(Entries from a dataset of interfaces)
----------------

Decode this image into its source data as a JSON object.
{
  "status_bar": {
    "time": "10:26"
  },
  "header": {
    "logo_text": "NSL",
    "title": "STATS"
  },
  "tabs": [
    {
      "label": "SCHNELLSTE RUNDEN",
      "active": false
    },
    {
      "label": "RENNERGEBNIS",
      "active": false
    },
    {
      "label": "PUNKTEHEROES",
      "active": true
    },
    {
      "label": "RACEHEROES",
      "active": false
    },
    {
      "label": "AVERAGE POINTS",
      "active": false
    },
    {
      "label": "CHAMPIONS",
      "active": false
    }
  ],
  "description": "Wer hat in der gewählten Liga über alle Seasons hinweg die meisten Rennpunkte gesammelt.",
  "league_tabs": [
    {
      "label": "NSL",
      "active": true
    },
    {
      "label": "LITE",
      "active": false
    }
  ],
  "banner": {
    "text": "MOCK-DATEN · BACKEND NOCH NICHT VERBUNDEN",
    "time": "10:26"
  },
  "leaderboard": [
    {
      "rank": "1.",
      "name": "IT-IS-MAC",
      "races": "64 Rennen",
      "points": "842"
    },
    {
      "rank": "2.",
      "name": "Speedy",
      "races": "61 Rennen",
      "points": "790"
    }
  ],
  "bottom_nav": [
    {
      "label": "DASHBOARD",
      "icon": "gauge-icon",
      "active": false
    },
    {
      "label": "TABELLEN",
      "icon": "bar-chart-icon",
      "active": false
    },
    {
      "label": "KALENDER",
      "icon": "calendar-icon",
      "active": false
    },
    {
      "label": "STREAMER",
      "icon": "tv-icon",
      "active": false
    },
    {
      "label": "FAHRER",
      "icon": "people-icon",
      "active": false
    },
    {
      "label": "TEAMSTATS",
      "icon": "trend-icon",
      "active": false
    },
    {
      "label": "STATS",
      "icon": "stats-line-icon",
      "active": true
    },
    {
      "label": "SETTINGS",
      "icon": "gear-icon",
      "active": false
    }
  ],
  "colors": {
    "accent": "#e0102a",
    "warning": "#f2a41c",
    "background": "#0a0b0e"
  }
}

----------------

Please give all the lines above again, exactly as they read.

Decode this image into its source data as a JSON object.
{
  "status_bar": {
    "time": "10:26"
  },
  "header": {
    "logo_text": "NSL",
    "title": "STATS"
  },
  "tabs": [
    {
      "label": "SCHNELLSTE RUNDEN",
      "active": false
    },
    {
      "label": "RENNERGEBNIS",
      "active": false
    },
    {
      "label": "PUNKTEHEROES",
      "active": true
    },
    {
      "label": "RACEHEROES",
      "active": false
    },
    {
      "label": "AVERAGE POINTS",
      "active": false
    },
    {
      "label": "CHAMPIONS",
      "active": false
    }
  ],
  "description": "Wer hat in der gewählten Liga über alle Seasons hinweg die meisten Rennpunkte gesammelt.",
  "league_tabs": [
    {
      "label": "NSL",
      "active": true
    },
    {
      "label": "LITE",
      "active": false
    }
  ],
  "banner": {
    "text": "MOCK-DATEN · BACKEND NOCH NICHT VERBUNDEN",
    "time": "10:26"
  },
  "leaderboard": [
    {
      "rank": "1.",
      "name": "IT-IS-MAC",
      "races": "64 Rennen",
      "points": "842"
    },
    {
      "rank": "2.",
      "name": "Speedy",
      "races": "61 Rennen",
      "points": "790"
    }
  ],
  "bottom_nav": [
    {
      "label": "DASHBOARD",
      "icon": "gauge-icon",
      "active": false
    },
    {
      "label": "TABELLEN",
      "icon": "bar-chart-icon",
      "active": false
    },
    {
      "label": "KALENDER",
      "icon": "calendar-icon",
      "active": false
    },
    {
      "label": "STREAMER",
      "icon": "tv-icon",
      "active": false
    },
    {
      "label": "FAHRER",
      "icon": "people-icon",
      "active": false
    },
    {
      "label": "TEAMSTATS",
      "icon": "trend-icon",
      "active": false
    },
    {
      "label": "STATS",
      "icon": "stats-line-icon",
      "active": true
    },
    {
      "label": "SETTINGS",
      "icon": "gear-icon",
      "active": false
    }
  ],
  "colors": {
    "accent": "#e0102a",
    "warning": "#f2a41c",
    "background": "#0a0b0e"
  }
}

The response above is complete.